- MATERIAL PROVIDED
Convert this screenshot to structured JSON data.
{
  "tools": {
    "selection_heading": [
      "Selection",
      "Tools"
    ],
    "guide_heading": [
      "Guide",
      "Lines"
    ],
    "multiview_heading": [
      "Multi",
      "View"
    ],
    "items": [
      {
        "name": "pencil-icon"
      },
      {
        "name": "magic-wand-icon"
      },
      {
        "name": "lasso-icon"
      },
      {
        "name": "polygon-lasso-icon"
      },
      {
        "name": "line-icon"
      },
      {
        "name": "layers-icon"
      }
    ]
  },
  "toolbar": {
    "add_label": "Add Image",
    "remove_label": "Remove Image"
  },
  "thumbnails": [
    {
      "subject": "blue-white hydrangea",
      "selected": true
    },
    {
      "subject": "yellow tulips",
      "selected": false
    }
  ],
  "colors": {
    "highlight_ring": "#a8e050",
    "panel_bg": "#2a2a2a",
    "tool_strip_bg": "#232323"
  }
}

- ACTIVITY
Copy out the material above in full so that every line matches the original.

- EXPECTED ANSWER
Convert this screenshot to structured JSON data.
{
  "tools": {
    "selection_heading": [
      "Selection",
      "Tools"
    ],
    "guide_heading": [
      "Guide",
      "Lines"
    ],
    "multiview_heading": [
      "Multi",
      "View"
    ],
    "items": [
      {
        "name": "pencil-icon"
      },
      {
        "name": "magic-wand-icon"
      },
      {
        "name": "lasso-icon"
      },
      {
        "name": "polygon-lasso-icon"
      },
      {
        "name": "line-icon"
      },
      {
        "name": "layers-icon"
      }
    ]
  },
  "toolbar": {
    "add_label": "Add Image",
    "remove_label": "Remove Image"
  },
  "thumbnails": [
    {
      "subject": "blue-white hydrangea",
      "selected": true
    },
    {
      "subject": "yellow tulips",
      "selected": false
    }
  ],
  "colors": {
    "highlight_ring": "#a8e050",
    "panel_bg": "#2a2a2a",
    "tool_strip_bg": "#232323"
  }
}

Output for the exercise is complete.